The strongest growth in the percentage of ICT-related design applications to total applications was recorded by Hong Kong, whose intensity increased from three per cent in 2005-08 to 15 per cent in 2015-18, while China’s intensity rose from six per cent to 16 per cent in this period. Of countries which filed more than 10 ICT-related designs during 2015-18, Belgium, with 39 applications during this period, had the highest intensity at 35 per cent. The Republic of Korea ranked second, but its percentage fell from 27 per cent to 20 per cent over the decade. Australia’s ratio increased from two per cent to three per cent.


Conclusion

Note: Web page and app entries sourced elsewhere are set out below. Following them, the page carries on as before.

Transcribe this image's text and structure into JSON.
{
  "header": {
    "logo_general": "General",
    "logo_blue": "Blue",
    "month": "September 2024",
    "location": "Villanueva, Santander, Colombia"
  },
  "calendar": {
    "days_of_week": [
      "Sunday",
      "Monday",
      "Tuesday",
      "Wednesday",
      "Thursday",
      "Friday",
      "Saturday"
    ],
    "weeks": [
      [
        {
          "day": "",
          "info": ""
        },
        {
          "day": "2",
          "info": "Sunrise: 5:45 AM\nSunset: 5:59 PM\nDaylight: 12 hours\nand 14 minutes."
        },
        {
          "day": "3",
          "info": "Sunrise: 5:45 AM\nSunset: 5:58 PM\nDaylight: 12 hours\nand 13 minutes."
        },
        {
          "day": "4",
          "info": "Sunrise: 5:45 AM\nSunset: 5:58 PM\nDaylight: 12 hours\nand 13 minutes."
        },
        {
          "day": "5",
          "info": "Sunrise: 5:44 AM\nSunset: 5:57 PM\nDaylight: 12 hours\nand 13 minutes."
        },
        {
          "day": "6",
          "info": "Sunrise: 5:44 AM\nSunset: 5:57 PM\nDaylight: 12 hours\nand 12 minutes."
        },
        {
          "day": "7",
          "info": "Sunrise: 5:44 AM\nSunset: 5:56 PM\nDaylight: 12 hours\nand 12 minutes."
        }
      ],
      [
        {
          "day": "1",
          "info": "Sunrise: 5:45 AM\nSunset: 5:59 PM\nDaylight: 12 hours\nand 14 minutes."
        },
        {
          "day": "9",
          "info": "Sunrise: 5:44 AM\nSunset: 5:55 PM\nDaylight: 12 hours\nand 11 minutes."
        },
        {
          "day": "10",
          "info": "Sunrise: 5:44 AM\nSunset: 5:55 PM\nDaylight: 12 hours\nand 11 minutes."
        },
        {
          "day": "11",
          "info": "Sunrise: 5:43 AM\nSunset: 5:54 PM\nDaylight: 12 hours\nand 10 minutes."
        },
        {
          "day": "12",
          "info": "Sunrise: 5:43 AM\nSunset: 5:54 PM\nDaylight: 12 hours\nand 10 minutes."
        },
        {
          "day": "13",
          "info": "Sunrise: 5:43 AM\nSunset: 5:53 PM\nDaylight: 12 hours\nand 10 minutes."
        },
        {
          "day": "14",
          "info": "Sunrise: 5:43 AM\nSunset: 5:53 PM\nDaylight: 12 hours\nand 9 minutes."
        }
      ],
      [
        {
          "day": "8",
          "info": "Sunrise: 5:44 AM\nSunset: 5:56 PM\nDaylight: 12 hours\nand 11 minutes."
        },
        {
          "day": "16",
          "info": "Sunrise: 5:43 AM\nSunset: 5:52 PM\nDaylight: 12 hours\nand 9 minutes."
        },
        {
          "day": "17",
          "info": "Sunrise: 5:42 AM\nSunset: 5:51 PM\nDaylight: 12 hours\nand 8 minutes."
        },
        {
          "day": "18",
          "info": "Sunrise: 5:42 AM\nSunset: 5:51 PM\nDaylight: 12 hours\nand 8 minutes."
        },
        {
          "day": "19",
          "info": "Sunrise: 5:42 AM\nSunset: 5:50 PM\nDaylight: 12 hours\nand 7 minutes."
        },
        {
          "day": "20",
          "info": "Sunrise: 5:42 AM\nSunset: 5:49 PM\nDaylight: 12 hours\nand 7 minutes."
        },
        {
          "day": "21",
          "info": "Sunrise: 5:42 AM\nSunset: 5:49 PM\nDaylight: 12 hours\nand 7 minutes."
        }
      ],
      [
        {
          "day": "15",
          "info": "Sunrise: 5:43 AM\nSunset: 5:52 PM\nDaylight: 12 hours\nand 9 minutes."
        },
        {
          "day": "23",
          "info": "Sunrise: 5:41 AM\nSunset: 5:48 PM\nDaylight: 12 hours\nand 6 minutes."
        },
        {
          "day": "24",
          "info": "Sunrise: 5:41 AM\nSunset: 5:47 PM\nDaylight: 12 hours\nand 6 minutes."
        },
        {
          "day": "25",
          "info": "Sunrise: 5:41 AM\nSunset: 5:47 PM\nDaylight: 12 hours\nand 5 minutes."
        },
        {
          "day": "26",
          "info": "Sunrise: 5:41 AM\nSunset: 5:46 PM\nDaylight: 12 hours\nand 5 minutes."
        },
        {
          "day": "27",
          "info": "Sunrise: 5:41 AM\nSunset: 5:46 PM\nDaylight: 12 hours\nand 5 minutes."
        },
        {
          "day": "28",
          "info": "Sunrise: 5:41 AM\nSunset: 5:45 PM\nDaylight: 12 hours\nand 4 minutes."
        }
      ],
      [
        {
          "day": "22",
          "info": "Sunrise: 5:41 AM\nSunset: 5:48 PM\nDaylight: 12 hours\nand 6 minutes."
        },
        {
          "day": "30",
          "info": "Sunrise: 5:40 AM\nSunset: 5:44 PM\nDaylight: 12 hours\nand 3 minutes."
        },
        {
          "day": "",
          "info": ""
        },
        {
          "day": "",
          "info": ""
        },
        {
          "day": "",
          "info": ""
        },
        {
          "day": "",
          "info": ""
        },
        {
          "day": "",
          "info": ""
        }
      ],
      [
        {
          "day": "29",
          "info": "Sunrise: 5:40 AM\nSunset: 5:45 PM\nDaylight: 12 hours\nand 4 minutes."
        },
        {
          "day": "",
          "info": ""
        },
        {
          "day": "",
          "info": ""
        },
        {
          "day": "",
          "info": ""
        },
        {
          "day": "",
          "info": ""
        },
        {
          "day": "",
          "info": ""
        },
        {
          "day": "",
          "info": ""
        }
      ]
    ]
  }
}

On the evidence of its intensity in ICT-related applications for patents, trade marks and designs, Australia’s performance in the intellectual property of the digital economy is middling, both in its domestic market and in the largest international markets. This conclusion is based on analysis of aggregate applications in the domestic market and the OECD results for the international side. It is possible that Australia has strengths in niches of the digital economy that a more granular analysis might reveal.(39)End note 39. For example, Australia is active in blockchain technology, ranking sixth globally in patent applications. IP Australia, Blockchain Innovation: A Patent Analytics Report. 2018. https://www. ipaustralia.gov.au/tools-resources/ publications-reports/patent-analytics-report-blockchain-innovation, accessed 28 February 2020. Overall, however, the digital economy does not appear to be a focus of resident applicants for industrial IP rights; their priorities appear to lie in other sectors of the economy.

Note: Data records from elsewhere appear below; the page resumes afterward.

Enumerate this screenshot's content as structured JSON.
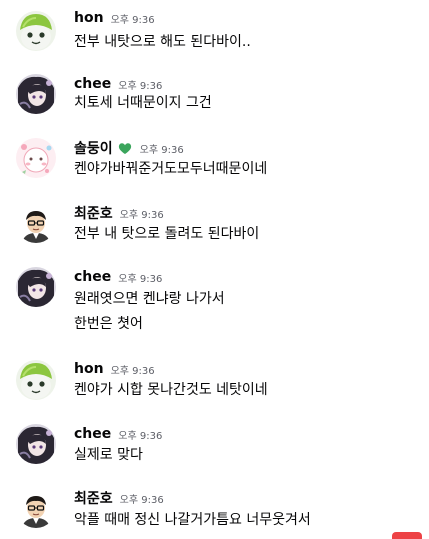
{
  "messages": [
    {
      "author": "hon",
      "time": "오후 9:36",
      "avatar": "green-cap-avatar",
      "lines": [
        "전부 내탓으로 해도 된다바이.."
      ]
    },
    {
      "author": "chee",
      "time": "오후 9:36",
      "avatar": "dark-anime-avatar",
      "lines": [
        "치토세 너때문이지 그건"
      ]
    },
    {
      "author": "솔둥이",
      "time": "오후 9:36",
      "avatar": "pink-character-avatar",
      "badge": "green-heart-badge-icon",
      "lines": [
        "켄야가바꿔준거도모두너때문이네"
      ]
    },
    {
      "author": "최준호",
      "time": "오후 9:36",
      "avatar": "glasses-man-avatar",
      "lines": [
        "전부 내 탓으로 돌려도 된다바이"
      ]
    },
    {
      "author": "chee",
      "time": "오후 9:36",
      "avatar": "dark-anime-avatar",
      "lines": [
        "원래엿으면 켄냐랑 나가서",
        "한번은 쳣어"
      ]
    },
    {
      "author": "hon",
      "time": "오후 9:36",
      "avatar": "green-cap-avatar",
      "lines": [
        "켄야가 시합 못나간것도 네탓이네"
      ]
    },
    {
      "author": "chee",
      "time": "오후 9:36",
      "avatar": "dark-anime-avatar",
      "lines": [
        "실제로 맞다"
      ]
    },
    {
      "author": "최준호",
      "time": "오후 9:36",
      "avatar": "glasses-man-avatar",
      "lines": [
        "악플 때매 정신 나갈거가틈요 너무웃겨서"
      ]
    }
  ],
  "colors": {
    "background": "#ffffff",
    "name": "#060607",
    "time": "#5c5e66",
    "badge": "#3ba55c",
    "corner_tab": "#ed4245"
  }
}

IP Australia: leading the way in digital technology for IP

IP Australia is set to become the first fully digital service delivery agency in the Australian Government, with 99.8 per cent of customer transactions now being conducted digitally – an increase of over 85 percentage points since 2012.

We are transforming our customer-facing services by building modern platforms and services which will open our transactional systems using application programming interfaces (APIs). This approach furthers our commitment to building modern, easy to use, efficient digital platforms and transactional services aligned with customer expectations. Many APIs supporting our transactional services have already been delivered for new applications for Trade Mark business-to-business customers along with renewals for all IP rights, generating over 4 000 transactions when this report went to press.

The move to being fully digital has also supported IP Australia in researching, developing and implementing machine learning (ML) and artificial intelligence (AI) technologies. Our initiatives span all IP rights, with a focus on providing information tools for trade mark innovators, including small and medium-sized enterprises (SMEs) as well as internal tools that enhance traditional examination practices in our patent and trade mark groups. These initiatives include Alex, our virtual website assistant, Trade Mark Assist and Australian Trade Mark Search, a goods and services classification assistant, Australian Designs Search and a Patents automated preliminary search tool. Our newest venture, IPGAIN (Intellectual Property Global Artificial Intelligence Network) is a marketplace that provides global access to pioneering AI and ML tools for solving unique challenges faced in the IP community.

Alex has had over 140 000 conversations and resolved more than 80 per cent of first customer contacts, while Trade Mark Assist has helped educate customers before filing reducing common issues and ultimately increasing the likelihood of acceptance. Our internally delivered tools are generating quality enhancements and efficiency gains, from supporting staff in performing administrative tasks which leverage the power of AI and machine learning to assisting with more complex decision making.

IP Australia has created a unique international trade mark dataset, TM-Link, to make possible for the first time analysis of trade marks across different international IP offices, giving unique insights into international branding trends and export behaviour. And a recent initiative, the IP Data Platform, signals a new tool for collaboration on data, enabling users to access open data products, conduct research and analysis, and share insights with the broader research and policy community.